"It should be settled," says Ernest Gellhorn, a law professor at George Mason University who has been following the case closely. "I think the advantage of bringing in two new people makes it more so. Both Beck and Webb are very able lawyers, and they have the advantage of coming from the same community. While that might not be a major deciding factor, it's certainly not a harm."

A Microsoft spokesman, while declining to comment on whether the Sept. 11 attacks add more urgency to finish the case, said it's important, economically, to move on.

"We've expressed throughout the process our interest in resolving the remaining issues through settlement," said Jim Desler, the Microsoft spokesman. "Whether through settlement discussion or through the legal process, it's important to get the PC industry moving as well as the economy. We want to do our part to keep the economy moving."

Motivation for Microsoft

Before Sept. 11, many analysts predicted that the release of Windows XP on Oct. 25 would spur computer sales. That is now unclear, in light of faltering consumer confidence. On the other hand, some observers say if Americans travel less in the wake of the attacks, they'll want to stay connected at home, and could buy PCs to do so.

The judge also denied Microsoft's request that she scale back which penalties could be used against the software giant, according to wire reports. Microsoft had argued that since the appeals court in June only upheld some parts of the original judgment against it -- notably, that it had illegally maintained a monopoly -- the possible penalties the company could face should also be scaled back.

But with Kollar-Kotelly seeing things differently, that means Microsoft could still be forced to open up the source code of its new Windows XP operating system, so that competitors can write programs that run more efficiently on top of it. Some observers see that penalty as potentially more devastating to the company than breaking it up, something the government pledged it wouldn't do earlier this month.

Kollar-Kotelly's decision also means Microsoft could be prevented from wielding its monopoly against its partners and competitors in determining who does or doesn't receive favorable license agreements to use it.

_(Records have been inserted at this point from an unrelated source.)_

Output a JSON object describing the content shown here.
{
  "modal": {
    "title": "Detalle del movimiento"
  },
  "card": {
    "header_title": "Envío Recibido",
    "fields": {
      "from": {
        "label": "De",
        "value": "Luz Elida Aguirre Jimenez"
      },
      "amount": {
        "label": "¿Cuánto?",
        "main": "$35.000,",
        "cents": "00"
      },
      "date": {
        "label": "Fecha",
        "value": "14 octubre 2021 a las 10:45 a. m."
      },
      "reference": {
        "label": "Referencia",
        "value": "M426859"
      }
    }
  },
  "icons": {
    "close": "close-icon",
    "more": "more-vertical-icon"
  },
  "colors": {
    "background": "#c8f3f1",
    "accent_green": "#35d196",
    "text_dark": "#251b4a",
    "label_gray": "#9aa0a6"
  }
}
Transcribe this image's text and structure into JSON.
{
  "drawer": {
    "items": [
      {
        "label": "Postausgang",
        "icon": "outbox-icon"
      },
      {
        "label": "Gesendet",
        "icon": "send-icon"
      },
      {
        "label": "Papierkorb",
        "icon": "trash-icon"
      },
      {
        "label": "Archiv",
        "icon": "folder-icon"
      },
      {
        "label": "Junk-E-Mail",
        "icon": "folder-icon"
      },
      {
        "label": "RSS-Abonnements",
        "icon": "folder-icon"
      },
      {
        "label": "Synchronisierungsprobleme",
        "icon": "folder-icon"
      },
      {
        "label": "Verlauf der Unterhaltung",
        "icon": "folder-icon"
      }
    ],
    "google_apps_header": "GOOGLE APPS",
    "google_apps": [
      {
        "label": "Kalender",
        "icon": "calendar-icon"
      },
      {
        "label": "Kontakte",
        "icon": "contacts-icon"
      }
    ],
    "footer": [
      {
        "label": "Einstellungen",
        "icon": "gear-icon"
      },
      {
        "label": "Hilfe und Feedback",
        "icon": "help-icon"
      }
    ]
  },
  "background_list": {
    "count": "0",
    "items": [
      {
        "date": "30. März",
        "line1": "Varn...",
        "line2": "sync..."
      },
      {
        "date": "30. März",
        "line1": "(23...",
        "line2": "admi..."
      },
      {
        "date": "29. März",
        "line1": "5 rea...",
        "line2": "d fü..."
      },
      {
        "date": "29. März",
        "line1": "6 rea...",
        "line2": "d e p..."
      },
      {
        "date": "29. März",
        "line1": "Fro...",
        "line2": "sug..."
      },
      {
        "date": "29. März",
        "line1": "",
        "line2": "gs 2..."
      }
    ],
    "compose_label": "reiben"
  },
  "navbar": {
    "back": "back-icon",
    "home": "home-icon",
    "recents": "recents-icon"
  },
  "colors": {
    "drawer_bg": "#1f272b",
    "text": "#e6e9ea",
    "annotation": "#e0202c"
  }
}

"By rejecting the narrowing of the scope of the remedy hearings, she's sent a definite message to Microsoft: you've got to worry about Windows XP," says Gellhorn. "You've also got to worry about interim relief of exposing more of the code, and limiting the pricing pressure on your competitors to support your product."

Desler declined to comment on the judge's decision not to narrow the available remedies, though he reiterated the firm's previous argument on that point. "I would just refer you back to the joint status report where we indicated that we felt only a relatively narrow remedial order is necessary, based on the actions that were found to be anticompetitive by the court of appeals."

Erik Olbeter, an analyst at Schwab Capital Markets Washington Research Group, said today's development shows Judge Kollar-Kotelly understands time is of the essence in this case. In fact, he says, the longer it takes to craft remedies, the more severe they would have to be to truly encourage competition in the computer and software industry.

"It seems to indicate her feeling that the efficacy of any remedy is related to the timing, that it's crucial to get a remedy in place now that can address the specific issues to avoid a very onerous remedy later," Olbeter said. "If Windows XP is out there for two years, or three years, and they have to go through this entire court process, the mandate to open the operating system to competitors at that point would do very little. Hence, the only remedy that would actually have any affect at that point is a much more onerous remedy, such as a break-up."

That, likely, would be bad for investors.

While Microsoft has had partial victories throughout the case, it appears now that the four walls of the room it will be locked in for the near future are coming closer in.